On my hair-- I have to curl it without a perm and then the curl never holds very long. I have a slight natural wave but not enough at my age to be helpful as I need softness around my face. I used to be able to wear it straight but not so much these days-- plus a perm adds the illusion of thickness that I like. I enjoy the perm but this year I almost was out the other end of it after two years. With long hair I can't take the risk of having it done just anywhere, living in the country in Oregon, there's more logistics involved than when I'm here. A mistake by a stylist in not timing strictly takes years to grow out.
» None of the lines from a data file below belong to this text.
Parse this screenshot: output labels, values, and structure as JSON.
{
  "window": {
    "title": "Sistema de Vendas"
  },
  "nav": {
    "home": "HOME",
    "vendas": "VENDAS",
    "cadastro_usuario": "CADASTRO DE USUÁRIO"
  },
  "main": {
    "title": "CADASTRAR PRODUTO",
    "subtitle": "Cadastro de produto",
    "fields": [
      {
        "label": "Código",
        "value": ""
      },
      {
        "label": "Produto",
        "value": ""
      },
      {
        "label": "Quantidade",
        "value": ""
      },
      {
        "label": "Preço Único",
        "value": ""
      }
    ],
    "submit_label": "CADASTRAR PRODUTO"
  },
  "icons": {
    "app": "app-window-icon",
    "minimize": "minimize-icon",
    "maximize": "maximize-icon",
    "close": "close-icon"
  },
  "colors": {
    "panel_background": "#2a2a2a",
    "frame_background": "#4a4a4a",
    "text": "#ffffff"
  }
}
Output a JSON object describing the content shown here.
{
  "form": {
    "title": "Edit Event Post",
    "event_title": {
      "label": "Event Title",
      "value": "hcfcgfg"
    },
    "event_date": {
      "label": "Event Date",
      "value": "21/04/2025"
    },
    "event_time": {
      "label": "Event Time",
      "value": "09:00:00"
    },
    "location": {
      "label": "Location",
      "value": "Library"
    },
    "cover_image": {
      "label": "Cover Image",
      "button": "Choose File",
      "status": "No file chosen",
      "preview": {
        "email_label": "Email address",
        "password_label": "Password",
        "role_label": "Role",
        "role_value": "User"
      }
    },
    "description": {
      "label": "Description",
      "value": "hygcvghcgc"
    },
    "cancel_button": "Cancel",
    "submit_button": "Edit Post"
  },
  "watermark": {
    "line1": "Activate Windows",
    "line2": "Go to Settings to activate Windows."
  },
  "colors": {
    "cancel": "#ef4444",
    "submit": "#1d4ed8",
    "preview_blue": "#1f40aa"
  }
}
With a perm, I can set and it'll hold but also when I need to do so, I can wash and go.

The funny thing with the salon was I think I was the only perm there this time as most women were there for coloring. There they sat at the tables, hair painted, foil strips, and waiting while that color set. It's a lot more time consuming than a permanent. I don't think there is a lot of gray or white hair in my age group down here-- except out on the hiking trails ;)

Hattie said...

That perm looks pretty. I like that look on you and myself have refused to wear the generic short hairdo prescribed for old women!
As far as your hair goes, you would love Hawaii. The soft, pure air and humidity are kind to hair, and to skin too. When I was in Phoenix recently my hair was like straw and I itched all over. And my eyes bothered me, too.
We are forced to board our cat when we go the Mainland, because Hawaii has quarantine regulations. Our cat is grumpy about the whole thing, but we know that he is safe. We don't like the idea of housesitters, but if we could find someone dependable we might take that route. The problem is that if something happens to a pet on a housesitter's watch, that can be very upsetting.

OldLady Of The Hills said...

I found this post so touching, Rain...Your love of Cats and the care you take and have taken in the past, to make sure your dear sweet babies are at the very least, as comfortable as possible---It just says so much about you, my dear---Yes, I already knew you had a Big Big Heart...this just bears out that fact!

robin andrea said...

If our kitty cat were a better traveler, we would be able to take more trips. As it is, we stay home mostly to tend to our little kitty cat king's needs! My brother and SIL took separate vacations for years when they still had their cat. He lived 21 years! If only they appreciated the sacrifices we make on their behalf. Hah!

Rain Trueax said...

lol Robin, boy is that the truth. They don't care if we do a lot for them. They feel it's their due ;) But they give me so much joy that it's a labor of love